■ Your objective:
Please reproduce the listing verbatim, without its images.

<<<<

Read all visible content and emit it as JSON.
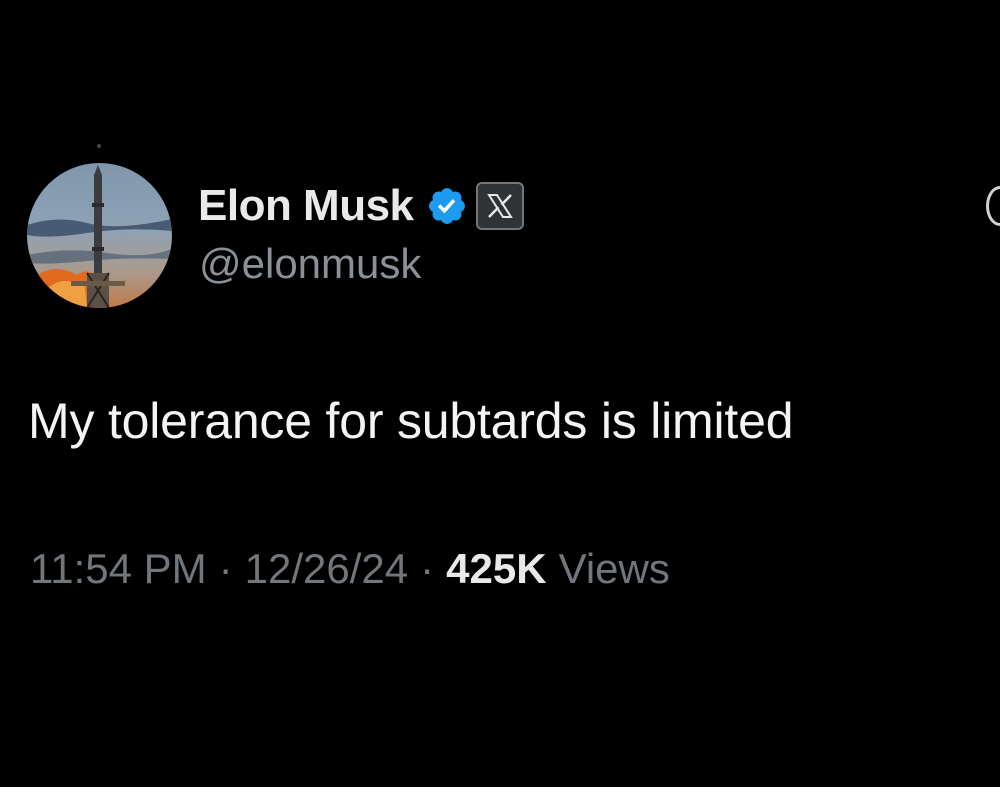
{
  "tweet": {
    "author": {
      "display_name": "Elon Musk",
      "handle": "@elonmusk",
      "avatar_icon": "starship-launch-avatar",
      "verified_icon": "verified-check-icon",
      "verified_color": "#1d9bf0",
      "affiliate_icon": "x-logo-icon"
    },
    "text": "My tolerance for subtards is limited",
    "time": "11:54 PM",
    "separator": "·",
    "date": "12/26/24",
    "views_count": "425K",
    "views_label": "Views"
  },
  "colors": {
    "background": "#000000",
    "primary_text": "#e7e9ea",
    "secondary_text": "#71767b"
  }
}
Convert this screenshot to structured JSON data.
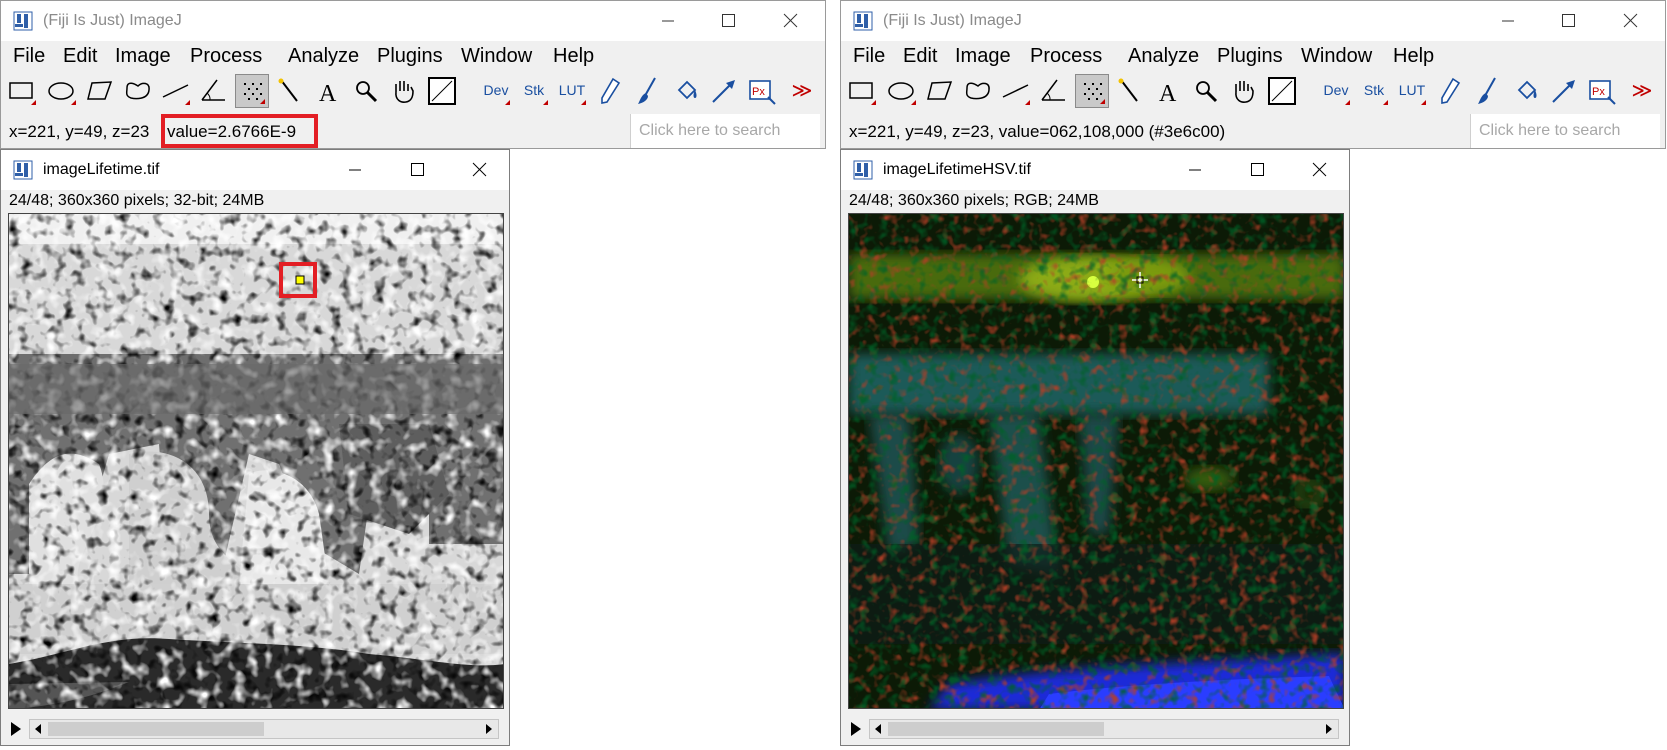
{
  "left_app": {
    "title": "(Fiji Is Just) ImageJ",
    "menu": [
      "File",
      "Edit",
      "Image",
      "Process",
      "Analyze",
      "Plugins",
      "Window",
      "Help"
    ],
    "status_prefix": "x=221, y=49, z=23",
    "status_value": "value=2.6766E-9",
    "search_placeholder": "Click here to search"
  },
  "right_app": {
    "title": "(Fiji Is Just) ImageJ",
    "menu": [
      "File",
      "Edit",
      "Image",
      "Process",
      "Analyze",
      "Plugins",
      "Window",
      "Help"
    ],
    "status_text": "x=221, y=49, z=23, value=062,108,000 (#3e6c00)",
    "search_placeholder": "Click here to search"
  },
  "toolbar": {
    "dev_label": "Dev",
    "stk_label": "Stk",
    "lut_label": "LUT",
    "more_label": "≫",
    "px_label": "Px",
    "icons": [
      "rectangle-tool-icon",
      "oval-tool-icon",
      "polygon-tool-icon",
      "freehand-tool-icon",
      "line-tool-icon",
      "angle-tool-icon",
      "point-tool-icon",
      "wand-tool-icon",
      "text-tool-icon",
      "magnifier-icon",
      "hand-icon",
      "color-picker-icon"
    ]
  },
  "left_image": {
    "title": "imageLifetime.tif",
    "info": "24/48; 360x360 pixels; 32-bit; 24MB",
    "scroll_position": 0.5
  },
  "right_image": {
    "title": "imageLifetimeHSV.tif",
    "info": "24/48; 360x360 pixels; RGB; 24MB",
    "scroll_position": 0.5
  },
  "colors": {
    "highlight": "#e31e24",
    "pixel_color": "#3e6c00",
    "title_gray": "#8a8a8a"
  }
}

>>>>

■ Output for this exercise:
Read all visible content and emit it as JSON.
{
  "tweet": {
    "author": {
      "display_name": "Elon Musk",
      "handle": "@elonmusk",
      "avatar_icon": "starship-launch-avatar",
      "verified_icon": "verified-check-icon",
      "verified_color": "#1d9bf0",
      "affiliate_icon": "x-logo-icon"
    },
    "text": "My tolerance for subtards is limited",
    "time": "11:54 PM",
    "separator": "·",
    "date": "12/26/24",
    "views_count": "425K",
    "views_label": "Views"
  },
  "colors": {
    "background": "#000000",
    "primary_text": "#e7e9ea",
    "secondary_text": "#71767b"
  }
}
Convert this screenshot to structured JSON data.
{
  "left_app": {
    "title": "(Fiji Is Just) ImageJ",
    "menu": [
      "File",
      "Edit",
      "Image",
      "Process",
      "Analyze",
      "Plugins",
      "Window",
      "Help"
    ],
    "status_prefix": "x=221, y=49, z=23",
    "status_value": "value=2.6766E-9",
    "search_placeholder": "Click here to search"
  },
  "right_app": {
    "title": "(Fiji Is Just) ImageJ",
    "menu": [
      "File",
      "Edit",
      "Image",
      "Process",
      "Analyze",
      "Plugins",
      "Window",
      "Help"
    ],
    "status_text": "x=221, y=49, z=23, value=062,108,000 (#3e6c00)",
    "search_placeholder": "Click here to search"
  },
  "toolbar": {
    "dev_label": "Dev",
    "stk_label": "Stk",
    "lut_label": "LUT",
    "more_label": "≫",
    "px_label": "Px",
    "icons": [
      "rectangle-tool-icon",
      "oval-tool-icon",
      "polygon-tool-icon",
      "freehand-tool-icon",
      "line-tool-icon",
      "angle-tool-icon",
      "point-tool-icon",
      "wand-tool-icon",
      "text-tool-icon",
      "magnifier-icon",
      "hand-icon",
      "color-picker-icon"
    ]
  },
  "left_image": {
    "title": "imageLifetime.tif",
    "info": "24/48; 360x360 pixels; 32-bit; 24MB",
    "scroll_position": 0.5
  },
  "right_image": {
    "title": "imageLifetimeHSV.tif",
    "info": "24/48; 360x360 pixels; RGB; 24MB",
    "scroll_position": 0.5
  },
  "colors": {
    "highlight": "#e31e24",
    "pixel_color": "#3e6c00",
    "title_gray": "#8a8a8a"
  }
}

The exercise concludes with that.